Using the string "Characters" as the key, pull each matching line out of the records below.

== == ==

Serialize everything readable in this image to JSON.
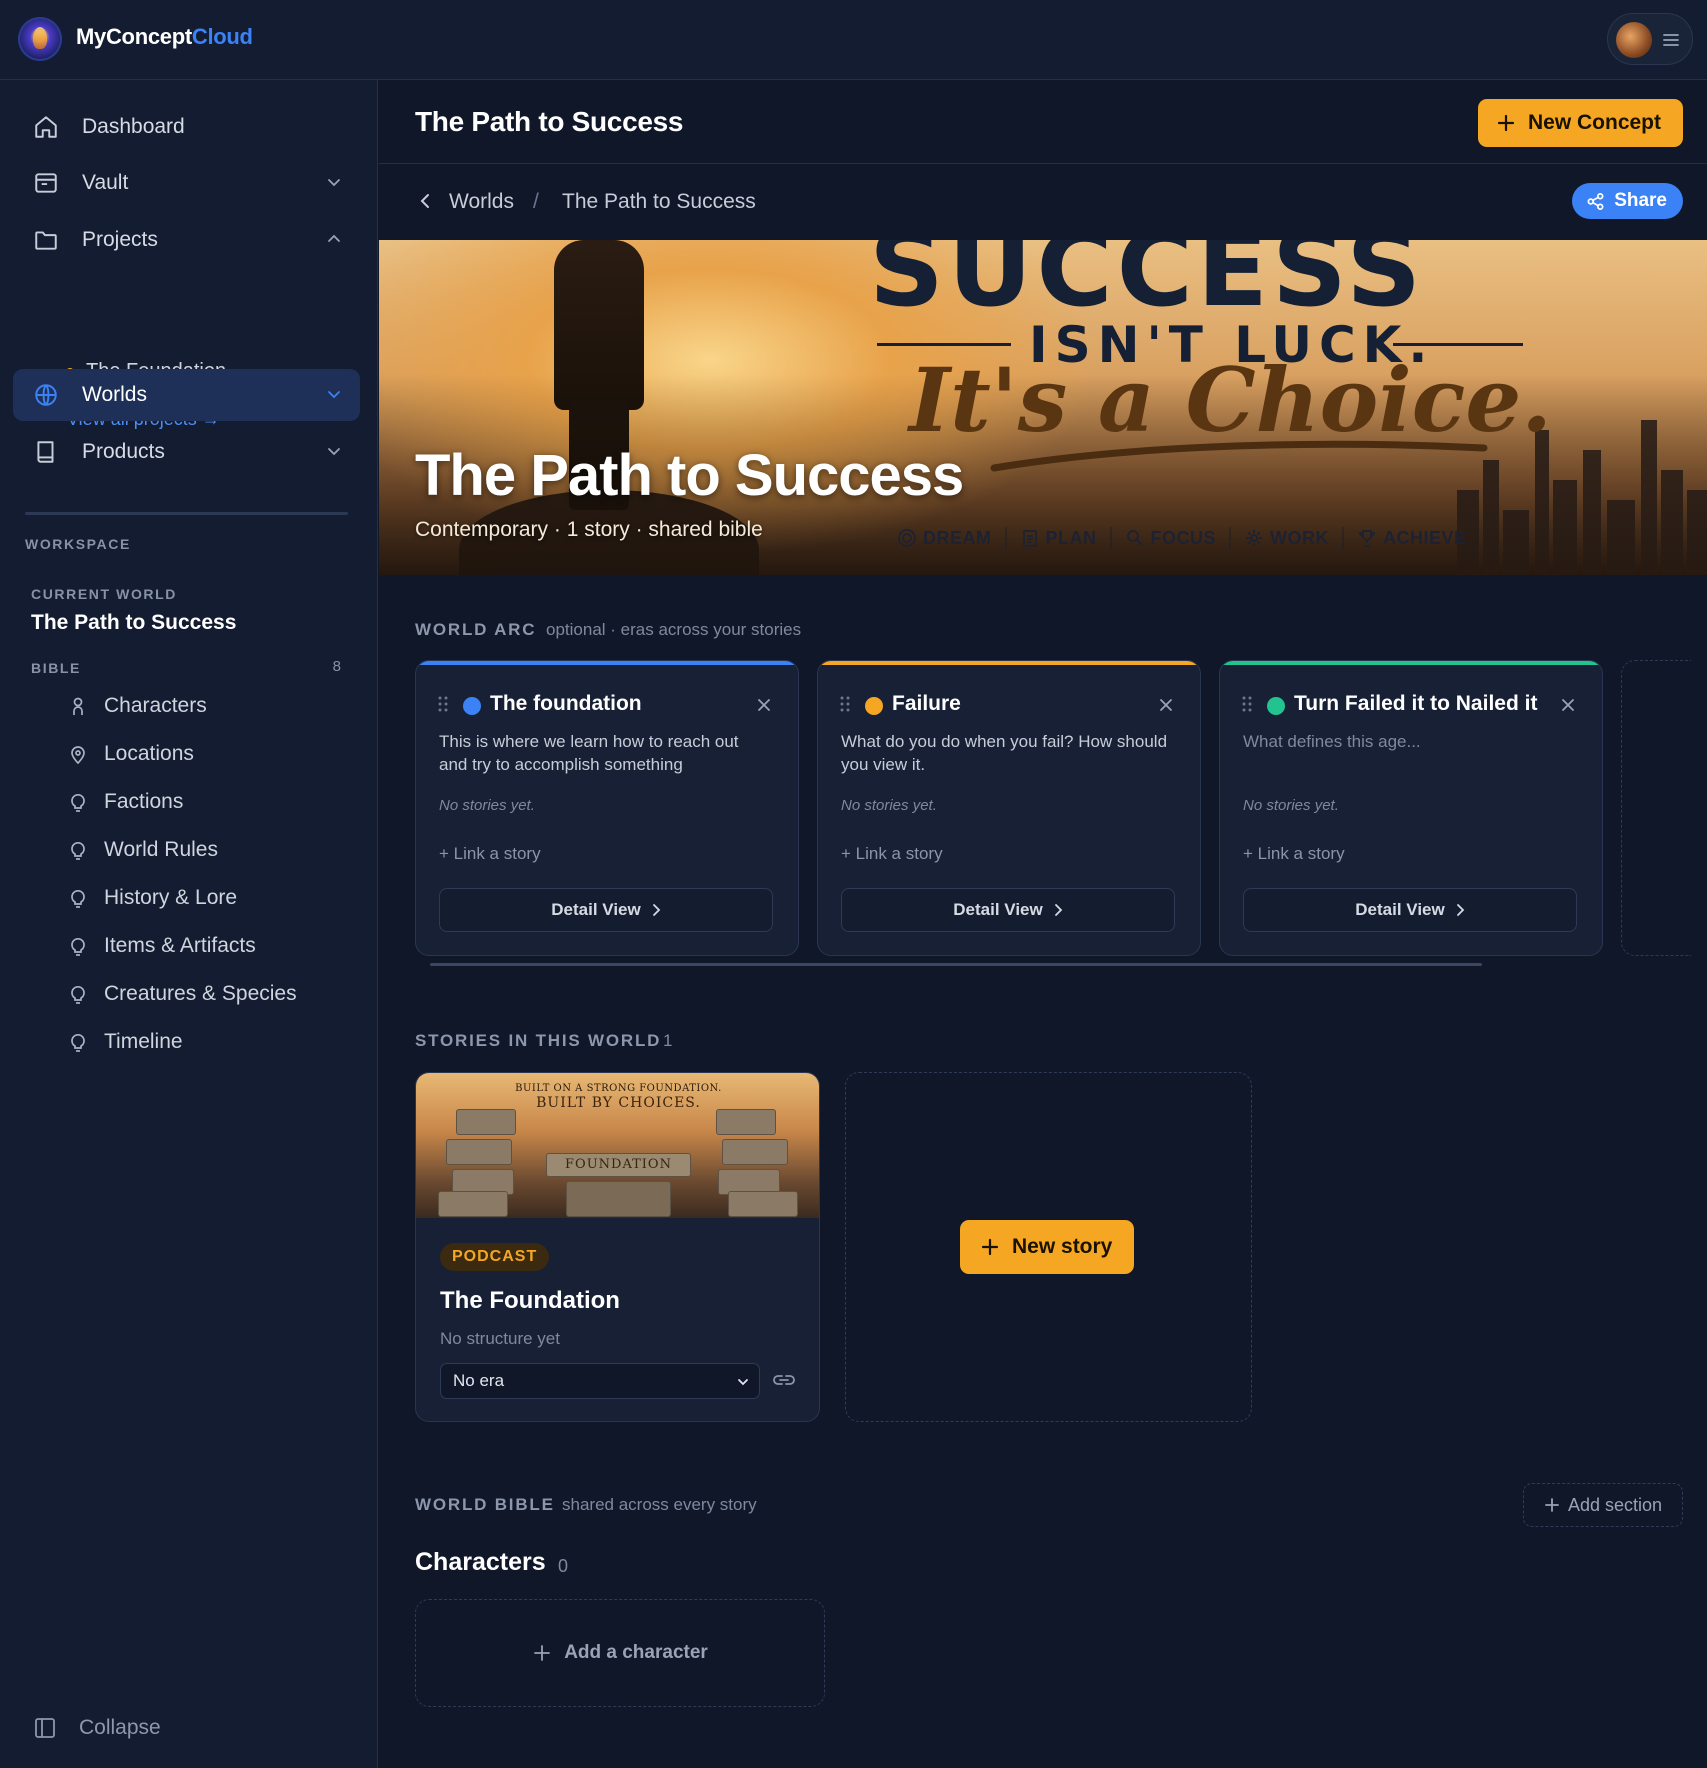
{
  "brand": {
    "name_a": "MyConcept",
    "name_b": "Cloud"
  },
  "sidebar": {
    "nav": [
      {
        "label": "Dashboard",
        "icon": "home-icon"
      },
      {
        "label": "Vault",
        "icon": "vault-icon"
      },
      {
        "label": "Projects",
        "icon": "folder-icon"
      },
      {
        "label": "Worlds",
        "icon": "globe-icon",
        "active": true
      },
      {
        "label": "Products",
        "icon": "book-icon"
      }
    ],
    "project_item": "The Foundation",
    "view_all": "View all projects →",
    "workspace_label": "WORKSPACE",
    "current_world_label": "CURRENT WORLD",
    "current_world": "The Path to Success",
    "bible_label": "BIBLE",
    "bible_count": "8",
    "bible_items": [
      "Characters",
      "Locations",
      "Factions",
      "World Rules",
      "History & Lore",
      "Items & Artifacts",
      "Creatures & Species",
      "Timeline"
    ],
    "collapse": "Collapse"
  },
  "header": {
    "title": "The Path to Success",
    "new_concept": "New Concept"
  },
  "breadcrumb": {
    "parent": "Worlds",
    "separator": "/",
    "current": "The Path to Success",
    "share": "Share"
  },
  "hero": {
    "big_word": "SUCCESS",
    "tagline": "ISN'T LUCK.",
    "script": "It's a Choice.",
    "title": "The Path to Success",
    "subtitle": "Contemporary · 1 story · shared bible",
    "tags": [
      "DREAM",
      "PLAN",
      "FOCUS",
      "WORK",
      "ACHIEVE"
    ]
  },
  "world_arc": {
    "label": "WORLD ARC",
    "note": "optional · eras across your stories",
    "eras": [
      {
        "name": "The foundation",
        "color": "#3b82f6",
        "description": "This is where we learn how to reach out and try to accomplish something",
        "placeholder": false,
        "no_stories": "No stories yet.",
        "link": "+ Link a story",
        "detail": "Detail View"
      },
      {
        "name": "Failure",
        "color": "#f5a623",
        "description": "What do you do when you fail?  How should you view it.",
        "placeholder": false,
        "no_stories": "No stories yet.",
        "link": "+ Link a story",
        "detail": "Detail View"
      },
      {
        "name": "Turn Failed it to Nailed it",
        "color": "#22c38e",
        "description": "What defines this age...",
        "placeholder": true,
        "no_stories": "No stories yet.",
        "link": "+ Link a story",
        "detail": "Detail View"
      }
    ]
  },
  "stories": {
    "label": "STORIES IN THIS WORLD",
    "count": "1",
    "items": [
      {
        "badge": "PODCAST",
        "title": "The Foundation",
        "subtitle": "No structure yet",
        "era": "No era",
        "thumb_line1": "BUILT ON A STRONG FOUNDATION.",
        "thumb_line2": "BUILT BY CHOICES.",
        "thumb_center": "FOUNDATION"
      }
    ],
    "new_story": "New story"
  },
  "world_bible": {
    "label": "WORLD BIBLE",
    "note": "shared across every story",
    "add_section": "Add section",
    "section_title": "Characters",
    "section_count": "0",
    "add_character": "Add a character"
  }
}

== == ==

TASK RESPONSE |
      "Characters",
    "section_title": "Characters",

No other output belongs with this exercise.